  • Fellows learn about substance abuse in an outpatient community clinic setting.
  • Fellows may wish to spend time working in the Teen Pregnancy Program at Montefiore Medical Center, where care is provided for adolescent mothers and their newborns.
  • Fellows also may elect to work with homeless and runaway youth at Streetworks, a drop-in center in Manhattan.

A wide variety of other clinical electives are available, including an adolescent medicine private practice, adolescent psychiatry, care of transgender youth, rehabilitation medicine, endocrinology, dermatology, diabetes and rheumatology.

Albert Einstein College of Medicine

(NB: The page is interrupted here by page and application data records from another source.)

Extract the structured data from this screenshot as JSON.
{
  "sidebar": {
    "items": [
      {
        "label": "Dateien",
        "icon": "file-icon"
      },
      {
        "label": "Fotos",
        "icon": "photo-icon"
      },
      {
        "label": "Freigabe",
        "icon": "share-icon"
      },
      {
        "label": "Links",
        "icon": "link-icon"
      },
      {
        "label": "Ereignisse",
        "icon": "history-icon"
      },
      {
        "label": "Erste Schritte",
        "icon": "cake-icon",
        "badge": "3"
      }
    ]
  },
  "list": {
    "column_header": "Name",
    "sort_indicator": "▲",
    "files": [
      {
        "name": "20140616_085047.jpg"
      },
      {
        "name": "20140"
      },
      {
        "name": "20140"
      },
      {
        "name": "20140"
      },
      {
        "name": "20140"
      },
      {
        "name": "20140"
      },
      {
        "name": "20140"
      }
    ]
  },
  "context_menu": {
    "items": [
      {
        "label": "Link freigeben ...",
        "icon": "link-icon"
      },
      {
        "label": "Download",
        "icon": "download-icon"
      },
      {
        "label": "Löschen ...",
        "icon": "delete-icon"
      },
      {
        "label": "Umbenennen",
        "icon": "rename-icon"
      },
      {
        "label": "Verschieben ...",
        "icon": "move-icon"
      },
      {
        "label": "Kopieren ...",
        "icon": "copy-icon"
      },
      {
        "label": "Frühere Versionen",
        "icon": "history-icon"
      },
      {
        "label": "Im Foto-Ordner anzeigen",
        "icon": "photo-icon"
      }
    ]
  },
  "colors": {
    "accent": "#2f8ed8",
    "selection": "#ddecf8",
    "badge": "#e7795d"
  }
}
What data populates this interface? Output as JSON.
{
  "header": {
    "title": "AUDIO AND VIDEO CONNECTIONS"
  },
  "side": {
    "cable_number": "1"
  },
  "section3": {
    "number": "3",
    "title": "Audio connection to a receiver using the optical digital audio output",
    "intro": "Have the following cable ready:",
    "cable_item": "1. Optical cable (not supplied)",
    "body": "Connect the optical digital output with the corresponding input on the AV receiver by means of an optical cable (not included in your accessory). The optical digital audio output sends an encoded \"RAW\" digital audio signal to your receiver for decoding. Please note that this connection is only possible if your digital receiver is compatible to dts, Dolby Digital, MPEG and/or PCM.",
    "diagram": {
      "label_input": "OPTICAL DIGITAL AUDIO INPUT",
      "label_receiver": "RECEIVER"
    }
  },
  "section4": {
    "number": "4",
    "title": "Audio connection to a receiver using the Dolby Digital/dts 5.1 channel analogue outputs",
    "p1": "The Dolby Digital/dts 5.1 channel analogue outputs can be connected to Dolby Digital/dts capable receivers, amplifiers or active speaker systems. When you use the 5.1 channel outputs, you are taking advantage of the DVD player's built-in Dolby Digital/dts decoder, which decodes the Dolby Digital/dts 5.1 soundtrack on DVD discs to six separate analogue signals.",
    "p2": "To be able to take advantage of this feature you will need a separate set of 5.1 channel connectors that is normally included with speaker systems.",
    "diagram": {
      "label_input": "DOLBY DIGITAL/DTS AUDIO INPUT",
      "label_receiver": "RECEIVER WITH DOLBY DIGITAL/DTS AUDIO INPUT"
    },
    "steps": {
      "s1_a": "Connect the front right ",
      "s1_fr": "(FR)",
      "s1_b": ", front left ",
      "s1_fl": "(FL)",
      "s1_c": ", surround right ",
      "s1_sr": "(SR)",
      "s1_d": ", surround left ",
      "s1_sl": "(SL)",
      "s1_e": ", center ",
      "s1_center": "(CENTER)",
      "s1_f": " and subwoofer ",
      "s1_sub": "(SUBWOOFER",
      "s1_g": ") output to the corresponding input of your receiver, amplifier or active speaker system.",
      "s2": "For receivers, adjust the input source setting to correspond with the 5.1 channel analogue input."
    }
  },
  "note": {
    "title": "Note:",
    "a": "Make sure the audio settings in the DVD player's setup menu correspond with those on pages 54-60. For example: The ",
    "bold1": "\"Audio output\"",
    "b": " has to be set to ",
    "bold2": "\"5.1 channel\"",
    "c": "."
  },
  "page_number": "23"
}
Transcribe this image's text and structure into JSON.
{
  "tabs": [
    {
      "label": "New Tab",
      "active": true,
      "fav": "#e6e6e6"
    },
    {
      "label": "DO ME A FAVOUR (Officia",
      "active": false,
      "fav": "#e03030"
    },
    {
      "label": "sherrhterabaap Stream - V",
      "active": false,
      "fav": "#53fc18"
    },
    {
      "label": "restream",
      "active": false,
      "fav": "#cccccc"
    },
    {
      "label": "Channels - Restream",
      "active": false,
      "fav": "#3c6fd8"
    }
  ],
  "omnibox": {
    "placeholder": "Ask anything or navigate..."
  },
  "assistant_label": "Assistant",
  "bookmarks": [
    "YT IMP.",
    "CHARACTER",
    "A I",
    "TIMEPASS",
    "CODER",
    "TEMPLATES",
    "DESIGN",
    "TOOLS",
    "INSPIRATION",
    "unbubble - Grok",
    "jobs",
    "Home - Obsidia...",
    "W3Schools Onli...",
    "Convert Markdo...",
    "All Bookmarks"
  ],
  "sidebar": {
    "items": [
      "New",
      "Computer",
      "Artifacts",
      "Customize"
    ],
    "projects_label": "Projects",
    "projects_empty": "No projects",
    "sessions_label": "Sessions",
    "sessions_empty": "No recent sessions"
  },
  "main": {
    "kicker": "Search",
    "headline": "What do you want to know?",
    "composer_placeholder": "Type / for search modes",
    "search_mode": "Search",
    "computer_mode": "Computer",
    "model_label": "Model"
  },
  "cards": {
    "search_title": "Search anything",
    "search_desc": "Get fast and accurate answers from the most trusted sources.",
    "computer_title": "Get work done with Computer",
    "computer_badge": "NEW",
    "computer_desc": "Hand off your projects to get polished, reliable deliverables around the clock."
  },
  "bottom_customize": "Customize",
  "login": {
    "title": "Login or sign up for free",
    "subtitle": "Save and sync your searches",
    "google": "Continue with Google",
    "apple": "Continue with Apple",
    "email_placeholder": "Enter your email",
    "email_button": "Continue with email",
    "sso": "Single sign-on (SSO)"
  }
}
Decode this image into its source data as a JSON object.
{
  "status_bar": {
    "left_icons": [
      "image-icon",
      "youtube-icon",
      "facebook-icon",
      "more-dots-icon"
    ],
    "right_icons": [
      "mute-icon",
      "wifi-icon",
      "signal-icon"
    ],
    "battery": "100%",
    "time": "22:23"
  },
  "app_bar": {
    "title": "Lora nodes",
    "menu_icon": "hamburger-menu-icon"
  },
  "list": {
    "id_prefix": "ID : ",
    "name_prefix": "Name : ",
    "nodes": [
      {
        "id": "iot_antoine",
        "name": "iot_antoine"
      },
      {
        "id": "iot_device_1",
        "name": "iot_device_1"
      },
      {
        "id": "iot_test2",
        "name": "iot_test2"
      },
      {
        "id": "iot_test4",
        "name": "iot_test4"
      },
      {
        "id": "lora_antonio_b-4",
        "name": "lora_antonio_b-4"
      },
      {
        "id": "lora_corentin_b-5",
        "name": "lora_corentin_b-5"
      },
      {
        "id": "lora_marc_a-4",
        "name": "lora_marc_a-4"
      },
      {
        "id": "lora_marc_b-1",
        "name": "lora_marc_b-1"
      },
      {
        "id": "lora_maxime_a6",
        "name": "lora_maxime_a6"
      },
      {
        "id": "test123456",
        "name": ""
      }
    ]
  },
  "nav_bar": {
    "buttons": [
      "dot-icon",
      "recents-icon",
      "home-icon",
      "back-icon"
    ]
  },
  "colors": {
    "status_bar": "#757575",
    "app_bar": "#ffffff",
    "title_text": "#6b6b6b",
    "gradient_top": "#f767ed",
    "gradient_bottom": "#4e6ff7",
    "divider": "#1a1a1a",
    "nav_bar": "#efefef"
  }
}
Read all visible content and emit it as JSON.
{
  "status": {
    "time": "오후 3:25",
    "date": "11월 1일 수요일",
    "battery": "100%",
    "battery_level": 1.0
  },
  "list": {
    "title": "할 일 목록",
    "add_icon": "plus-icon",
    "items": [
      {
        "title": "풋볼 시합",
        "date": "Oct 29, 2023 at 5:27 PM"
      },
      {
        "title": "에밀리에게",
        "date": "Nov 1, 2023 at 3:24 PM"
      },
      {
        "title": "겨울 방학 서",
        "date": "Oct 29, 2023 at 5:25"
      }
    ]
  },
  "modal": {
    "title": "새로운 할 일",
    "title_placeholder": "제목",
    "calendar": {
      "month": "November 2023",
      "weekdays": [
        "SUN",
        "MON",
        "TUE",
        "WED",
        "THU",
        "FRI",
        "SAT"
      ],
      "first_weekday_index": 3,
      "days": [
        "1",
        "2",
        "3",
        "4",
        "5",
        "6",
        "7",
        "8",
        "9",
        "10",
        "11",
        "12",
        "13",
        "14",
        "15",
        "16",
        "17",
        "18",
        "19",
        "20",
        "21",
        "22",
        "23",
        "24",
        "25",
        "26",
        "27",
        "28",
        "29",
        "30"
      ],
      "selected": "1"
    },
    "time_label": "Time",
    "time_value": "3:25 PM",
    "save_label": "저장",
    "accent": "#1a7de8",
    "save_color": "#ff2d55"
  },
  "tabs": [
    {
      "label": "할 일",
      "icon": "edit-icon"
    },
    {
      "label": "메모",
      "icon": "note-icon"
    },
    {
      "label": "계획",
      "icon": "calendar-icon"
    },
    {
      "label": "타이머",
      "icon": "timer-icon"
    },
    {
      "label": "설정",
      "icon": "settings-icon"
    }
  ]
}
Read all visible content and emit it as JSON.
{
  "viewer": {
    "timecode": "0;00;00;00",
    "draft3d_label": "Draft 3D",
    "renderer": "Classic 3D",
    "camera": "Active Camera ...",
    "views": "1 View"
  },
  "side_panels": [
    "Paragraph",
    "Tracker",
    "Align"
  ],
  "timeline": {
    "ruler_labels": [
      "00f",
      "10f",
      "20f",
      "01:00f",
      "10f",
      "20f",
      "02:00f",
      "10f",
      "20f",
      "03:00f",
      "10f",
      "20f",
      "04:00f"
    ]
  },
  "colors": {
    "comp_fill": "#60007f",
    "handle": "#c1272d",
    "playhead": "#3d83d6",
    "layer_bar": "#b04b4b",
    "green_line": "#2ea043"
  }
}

Albert Einstein College of Medicine consistently ranks among the nation's leaders in research support from the National Institutes of Health (NIH). Einstein and Montefiore Medical Center have been awarded a Clinical and Translational Science Award (CTSA) by the NIH that supports the Institute for Clinical and Translational Research (ICTR), one of only 39 such centers in the nation. 

Faculty members of the Division of Adolescent Medicine enjoy strong connections to the ICTR and utilize these to link our fellows to mentors who can help with study design and statistical analysis, if needed, for the fellow’s scholarly project. The Department of Pediatrics provides a required course in research design and career development for all subspecialty fellows, and the Division of Adolescent Medicine provides a weekly informal seminar designed to support our fellows in their scholarly work. 

Fellows may pursue investigative interests in clinical, translational, epidemiological and healthcare delivery areas. Our adolescent medicine fellows regularly present their research at annual meetings of the Society for Adolescent Medicine, Pediatric Academic Societies and the North American Society for Pediatric and Adolescent Gynecology.

Fellows' Research Projects


Elizabeth M. Alderman, MD
Director, Adolescent Medicine Fellowship Training
3415 Bainbridge Avenue
Bronx, NY 10467 

Hina Talib, MD
Associate Program Director

Oddett Foreman